### Records for this task

============

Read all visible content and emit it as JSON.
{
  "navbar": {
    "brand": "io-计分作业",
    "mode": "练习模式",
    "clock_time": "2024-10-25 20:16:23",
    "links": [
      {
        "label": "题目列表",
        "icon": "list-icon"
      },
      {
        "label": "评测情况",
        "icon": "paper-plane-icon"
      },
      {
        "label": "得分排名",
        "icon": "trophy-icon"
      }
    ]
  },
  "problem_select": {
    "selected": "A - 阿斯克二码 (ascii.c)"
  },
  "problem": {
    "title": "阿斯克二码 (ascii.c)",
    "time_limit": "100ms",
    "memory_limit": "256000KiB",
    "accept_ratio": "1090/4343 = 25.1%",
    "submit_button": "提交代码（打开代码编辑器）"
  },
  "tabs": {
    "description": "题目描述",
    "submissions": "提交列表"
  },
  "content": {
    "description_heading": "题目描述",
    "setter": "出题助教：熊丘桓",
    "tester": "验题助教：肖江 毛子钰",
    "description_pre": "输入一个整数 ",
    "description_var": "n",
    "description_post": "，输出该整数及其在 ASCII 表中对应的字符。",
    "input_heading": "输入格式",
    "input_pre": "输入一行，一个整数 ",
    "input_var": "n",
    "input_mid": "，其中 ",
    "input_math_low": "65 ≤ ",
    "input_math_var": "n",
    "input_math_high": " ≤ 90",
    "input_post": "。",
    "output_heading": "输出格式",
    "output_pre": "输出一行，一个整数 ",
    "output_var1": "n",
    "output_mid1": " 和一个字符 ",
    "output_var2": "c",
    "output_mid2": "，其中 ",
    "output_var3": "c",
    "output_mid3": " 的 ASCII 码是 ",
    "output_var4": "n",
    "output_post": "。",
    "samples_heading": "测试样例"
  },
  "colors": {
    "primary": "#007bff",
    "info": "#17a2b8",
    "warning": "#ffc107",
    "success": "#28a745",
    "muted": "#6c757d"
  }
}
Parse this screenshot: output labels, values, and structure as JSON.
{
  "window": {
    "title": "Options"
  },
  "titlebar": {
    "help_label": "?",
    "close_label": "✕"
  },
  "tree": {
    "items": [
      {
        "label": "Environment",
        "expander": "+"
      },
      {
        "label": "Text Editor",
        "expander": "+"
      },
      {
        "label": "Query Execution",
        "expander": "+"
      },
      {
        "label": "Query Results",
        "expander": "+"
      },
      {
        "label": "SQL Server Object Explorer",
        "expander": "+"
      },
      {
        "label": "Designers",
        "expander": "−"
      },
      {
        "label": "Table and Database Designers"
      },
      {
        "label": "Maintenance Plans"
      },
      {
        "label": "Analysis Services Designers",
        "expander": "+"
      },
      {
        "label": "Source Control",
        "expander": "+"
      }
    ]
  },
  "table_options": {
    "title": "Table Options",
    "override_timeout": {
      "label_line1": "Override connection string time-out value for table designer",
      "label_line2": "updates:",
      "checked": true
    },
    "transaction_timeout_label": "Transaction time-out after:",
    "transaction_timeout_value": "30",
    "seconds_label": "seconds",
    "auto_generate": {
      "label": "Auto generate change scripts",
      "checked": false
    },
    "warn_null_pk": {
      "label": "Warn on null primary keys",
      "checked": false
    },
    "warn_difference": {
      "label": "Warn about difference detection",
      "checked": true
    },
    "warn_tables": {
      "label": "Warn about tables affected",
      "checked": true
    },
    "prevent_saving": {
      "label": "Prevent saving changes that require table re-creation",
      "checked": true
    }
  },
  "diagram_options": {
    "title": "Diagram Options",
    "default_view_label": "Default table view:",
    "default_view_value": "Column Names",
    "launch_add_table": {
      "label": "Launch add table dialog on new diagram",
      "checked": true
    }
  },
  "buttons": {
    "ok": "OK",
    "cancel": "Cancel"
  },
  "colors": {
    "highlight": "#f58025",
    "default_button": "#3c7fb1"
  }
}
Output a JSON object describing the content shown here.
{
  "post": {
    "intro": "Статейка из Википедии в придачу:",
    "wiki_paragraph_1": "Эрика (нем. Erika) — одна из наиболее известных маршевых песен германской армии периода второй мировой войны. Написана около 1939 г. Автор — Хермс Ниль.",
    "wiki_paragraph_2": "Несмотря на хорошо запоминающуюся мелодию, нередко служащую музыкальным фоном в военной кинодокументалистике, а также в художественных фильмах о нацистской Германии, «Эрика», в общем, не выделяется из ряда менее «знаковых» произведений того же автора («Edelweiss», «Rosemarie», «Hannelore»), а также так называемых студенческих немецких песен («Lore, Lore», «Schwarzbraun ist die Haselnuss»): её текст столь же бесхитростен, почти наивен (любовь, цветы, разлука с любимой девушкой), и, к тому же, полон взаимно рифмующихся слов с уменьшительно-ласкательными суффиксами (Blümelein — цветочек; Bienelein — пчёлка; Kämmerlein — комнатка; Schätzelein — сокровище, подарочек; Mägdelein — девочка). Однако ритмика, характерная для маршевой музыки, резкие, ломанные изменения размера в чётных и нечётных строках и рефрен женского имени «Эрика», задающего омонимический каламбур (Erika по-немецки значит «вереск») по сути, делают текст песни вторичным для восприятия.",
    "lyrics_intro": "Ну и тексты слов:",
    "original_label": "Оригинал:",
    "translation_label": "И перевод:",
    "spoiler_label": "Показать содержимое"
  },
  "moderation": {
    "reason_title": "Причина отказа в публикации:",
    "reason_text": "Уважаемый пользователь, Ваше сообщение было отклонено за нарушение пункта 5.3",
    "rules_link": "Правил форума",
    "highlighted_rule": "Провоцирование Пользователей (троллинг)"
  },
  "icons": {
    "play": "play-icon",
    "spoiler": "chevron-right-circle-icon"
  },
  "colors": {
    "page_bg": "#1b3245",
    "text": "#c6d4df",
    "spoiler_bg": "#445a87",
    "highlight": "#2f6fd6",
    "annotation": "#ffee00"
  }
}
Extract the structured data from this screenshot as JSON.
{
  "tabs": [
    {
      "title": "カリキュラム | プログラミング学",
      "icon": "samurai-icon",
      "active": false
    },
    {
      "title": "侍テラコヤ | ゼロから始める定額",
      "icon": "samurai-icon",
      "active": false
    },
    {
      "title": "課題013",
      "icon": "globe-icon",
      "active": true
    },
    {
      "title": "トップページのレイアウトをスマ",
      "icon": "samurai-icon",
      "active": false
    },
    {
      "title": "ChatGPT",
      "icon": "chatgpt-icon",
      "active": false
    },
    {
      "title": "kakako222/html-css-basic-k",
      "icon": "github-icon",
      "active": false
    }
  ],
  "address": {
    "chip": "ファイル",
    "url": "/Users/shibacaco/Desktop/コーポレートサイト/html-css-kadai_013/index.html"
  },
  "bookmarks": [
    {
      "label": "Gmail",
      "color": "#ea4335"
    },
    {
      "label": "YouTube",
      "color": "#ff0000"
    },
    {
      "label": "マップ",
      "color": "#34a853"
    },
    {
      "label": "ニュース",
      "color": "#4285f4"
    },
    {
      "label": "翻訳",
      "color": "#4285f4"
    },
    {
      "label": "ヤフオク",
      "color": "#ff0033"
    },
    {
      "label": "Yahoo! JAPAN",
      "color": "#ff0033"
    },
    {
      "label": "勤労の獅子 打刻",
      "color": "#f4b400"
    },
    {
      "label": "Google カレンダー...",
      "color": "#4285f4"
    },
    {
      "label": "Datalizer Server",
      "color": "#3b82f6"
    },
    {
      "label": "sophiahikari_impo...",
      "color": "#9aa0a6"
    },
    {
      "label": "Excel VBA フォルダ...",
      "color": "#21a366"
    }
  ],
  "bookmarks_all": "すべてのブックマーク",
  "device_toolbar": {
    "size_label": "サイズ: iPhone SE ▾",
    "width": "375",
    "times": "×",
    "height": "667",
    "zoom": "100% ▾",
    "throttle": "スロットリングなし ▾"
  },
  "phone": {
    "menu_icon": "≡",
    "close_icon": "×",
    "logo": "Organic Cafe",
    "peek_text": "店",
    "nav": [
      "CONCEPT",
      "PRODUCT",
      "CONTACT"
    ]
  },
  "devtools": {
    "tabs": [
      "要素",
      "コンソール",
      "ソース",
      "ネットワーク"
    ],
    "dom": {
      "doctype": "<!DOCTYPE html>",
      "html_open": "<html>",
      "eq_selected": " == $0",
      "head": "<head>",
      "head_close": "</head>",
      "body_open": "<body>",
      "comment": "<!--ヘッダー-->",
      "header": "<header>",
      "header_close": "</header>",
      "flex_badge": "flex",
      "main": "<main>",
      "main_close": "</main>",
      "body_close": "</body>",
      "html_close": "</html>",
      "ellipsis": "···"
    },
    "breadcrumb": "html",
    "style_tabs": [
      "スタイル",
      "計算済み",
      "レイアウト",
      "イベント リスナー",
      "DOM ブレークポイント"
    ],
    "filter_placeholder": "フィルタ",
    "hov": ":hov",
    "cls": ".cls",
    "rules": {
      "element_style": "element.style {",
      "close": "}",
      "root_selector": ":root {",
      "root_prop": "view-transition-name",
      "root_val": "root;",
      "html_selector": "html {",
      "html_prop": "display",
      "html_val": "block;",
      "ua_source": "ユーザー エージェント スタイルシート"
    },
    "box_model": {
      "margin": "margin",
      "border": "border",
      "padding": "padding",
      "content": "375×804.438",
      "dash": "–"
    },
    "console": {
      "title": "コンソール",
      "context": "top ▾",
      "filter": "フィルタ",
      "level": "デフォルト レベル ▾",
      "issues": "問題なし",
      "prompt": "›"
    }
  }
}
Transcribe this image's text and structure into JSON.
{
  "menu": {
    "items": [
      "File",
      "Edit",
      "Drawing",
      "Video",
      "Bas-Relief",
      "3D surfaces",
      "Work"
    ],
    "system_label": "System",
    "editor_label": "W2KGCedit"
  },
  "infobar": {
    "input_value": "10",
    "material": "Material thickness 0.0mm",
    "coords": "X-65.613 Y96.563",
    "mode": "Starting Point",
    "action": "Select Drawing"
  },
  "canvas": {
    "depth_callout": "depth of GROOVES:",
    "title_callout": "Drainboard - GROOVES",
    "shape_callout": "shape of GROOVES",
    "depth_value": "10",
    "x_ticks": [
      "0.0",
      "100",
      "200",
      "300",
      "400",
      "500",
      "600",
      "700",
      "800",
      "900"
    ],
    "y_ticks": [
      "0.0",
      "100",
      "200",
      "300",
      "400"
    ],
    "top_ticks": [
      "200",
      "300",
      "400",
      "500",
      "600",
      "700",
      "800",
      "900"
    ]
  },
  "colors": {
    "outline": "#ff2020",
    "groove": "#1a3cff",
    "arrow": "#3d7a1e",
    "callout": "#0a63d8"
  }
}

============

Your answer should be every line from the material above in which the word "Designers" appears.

### Answer to the exercise
        "label": "Designers",
        "label": "Table and Database Designers"
        "label": "Analysis Services Designers",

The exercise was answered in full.